The Lake Michigan area was nominated for sanctuary status by a coalition of national, state and local individuals and organizations. In 2014, then-Wisconsin Gov. Scott Walker backed the sanctuary designation. But in 2018, Walker rescinded his support, citing concerns about federal intervention, The Sheboygan Press reported at the time.
Wisconsin’s current governor, Tony Evers, revived the nomination in 2019. The sanctuary designation will officially take effect after a short waiting period.
NOAA will comanage the sanctuary with the state of Wisconsin. The state’s maritime archaeology program has stewarded the shipwrecks for decades. With the designation comes federal funding allocated by Congress for use in education, infrastructure and public outreach. NOAA also has access to increased mapping capabilities that some hope will aid in finding yet-to-be-discovered wrecks.
The National Marine Sanctuary System includes more than 600,000 square miles of underwater parks from Washington State to American Samoa. There are 15 national marine sanctuaries and two marine national monuments.
Many divers and shipwreck enthusiasts describe Lake Michigan’s shipwrecks as time capsules, and some of the wrecks are so intact that they do appear as if they could sail away if they somehow rose to the lake’s surface.
But as archaeological resources, the wrecks have limited time. Steel wrecks are corroding, and invasive quagga mussels have colonized the surfaces of both steel and wooden shipwrecks, speeding degradation.
Some wrecks also have anchor damage from dive boats, and Green, the NOAA coordinator, said that the administration will expand upon Wisconsin’s existing system of mooring buoys, which mark the wrecks and create safe descent lines for divers, to prevent further damage.
Green emphasized that NOAA wants to preserve the wrecks but also encourage people to explore the sanctuary.
“People will protect what they value,” he said. “So you want to get them on the water.”
Value of the lakeshore
Thomsen, the underwater archaeologist, said that when she tells people what she does, they often wonder where she dives or what her job entails. She hopes the sanctuary will be a “root of discovery” for people to connect with the lake and the maritime history of their communities.
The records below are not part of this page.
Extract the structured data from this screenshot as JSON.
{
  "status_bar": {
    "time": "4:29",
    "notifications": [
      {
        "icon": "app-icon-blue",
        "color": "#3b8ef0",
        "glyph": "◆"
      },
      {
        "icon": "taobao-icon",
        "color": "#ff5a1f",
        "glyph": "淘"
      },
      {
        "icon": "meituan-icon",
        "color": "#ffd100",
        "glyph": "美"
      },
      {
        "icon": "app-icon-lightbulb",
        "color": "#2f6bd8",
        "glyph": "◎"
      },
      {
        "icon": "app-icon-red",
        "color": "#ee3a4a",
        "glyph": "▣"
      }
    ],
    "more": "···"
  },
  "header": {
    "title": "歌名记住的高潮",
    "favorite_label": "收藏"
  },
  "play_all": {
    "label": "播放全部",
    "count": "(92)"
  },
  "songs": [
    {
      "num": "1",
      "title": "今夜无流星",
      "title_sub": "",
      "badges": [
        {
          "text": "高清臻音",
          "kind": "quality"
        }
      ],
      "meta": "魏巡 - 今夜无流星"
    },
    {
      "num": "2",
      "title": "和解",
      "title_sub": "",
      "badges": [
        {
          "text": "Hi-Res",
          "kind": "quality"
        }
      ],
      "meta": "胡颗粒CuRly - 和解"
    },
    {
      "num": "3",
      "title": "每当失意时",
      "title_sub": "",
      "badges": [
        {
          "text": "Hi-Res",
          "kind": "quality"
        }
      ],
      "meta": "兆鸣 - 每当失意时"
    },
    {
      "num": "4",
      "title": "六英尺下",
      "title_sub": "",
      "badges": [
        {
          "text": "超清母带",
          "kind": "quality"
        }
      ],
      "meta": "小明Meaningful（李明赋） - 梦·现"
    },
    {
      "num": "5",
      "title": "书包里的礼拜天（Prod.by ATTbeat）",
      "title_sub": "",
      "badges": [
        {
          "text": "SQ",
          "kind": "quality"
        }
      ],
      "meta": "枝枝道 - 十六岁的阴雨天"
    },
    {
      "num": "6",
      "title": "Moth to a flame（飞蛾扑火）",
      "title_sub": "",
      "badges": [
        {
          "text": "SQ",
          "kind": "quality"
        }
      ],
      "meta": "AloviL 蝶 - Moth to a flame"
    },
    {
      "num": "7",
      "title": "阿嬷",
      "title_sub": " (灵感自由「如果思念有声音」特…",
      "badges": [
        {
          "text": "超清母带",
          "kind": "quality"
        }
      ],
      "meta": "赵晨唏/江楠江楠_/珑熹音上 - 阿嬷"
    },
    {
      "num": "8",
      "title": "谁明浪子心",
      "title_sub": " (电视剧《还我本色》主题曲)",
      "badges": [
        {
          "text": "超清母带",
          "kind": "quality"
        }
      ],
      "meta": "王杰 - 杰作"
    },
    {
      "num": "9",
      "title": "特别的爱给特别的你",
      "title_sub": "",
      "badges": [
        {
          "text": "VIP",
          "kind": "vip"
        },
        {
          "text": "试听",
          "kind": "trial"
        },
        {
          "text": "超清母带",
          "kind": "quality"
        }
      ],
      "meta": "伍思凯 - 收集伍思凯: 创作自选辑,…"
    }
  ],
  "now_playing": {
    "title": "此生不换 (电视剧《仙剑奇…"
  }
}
She emphasized that people don’t have to dive to connect with the wrecks and their history; some shallow shipwrecks, for example, can be visited by kayak.
Thomsen and Baillod both say that things have begun to shift in some places: Communities that had come to see the lake as a hindrance to travel, something they had to get around to go elsewhere, are now recognizing the value of having a lakeshore again.
“Milwaukee and Chicago would not be there were it not for Lake Michigan, and in many ways they’ve become alienated from the lake,” Baillod said. “The lake is just something there to go fishing on, or go swimming on, or what have you; to dump waste into, in some instances. The lake is the raison d’être of these cities.”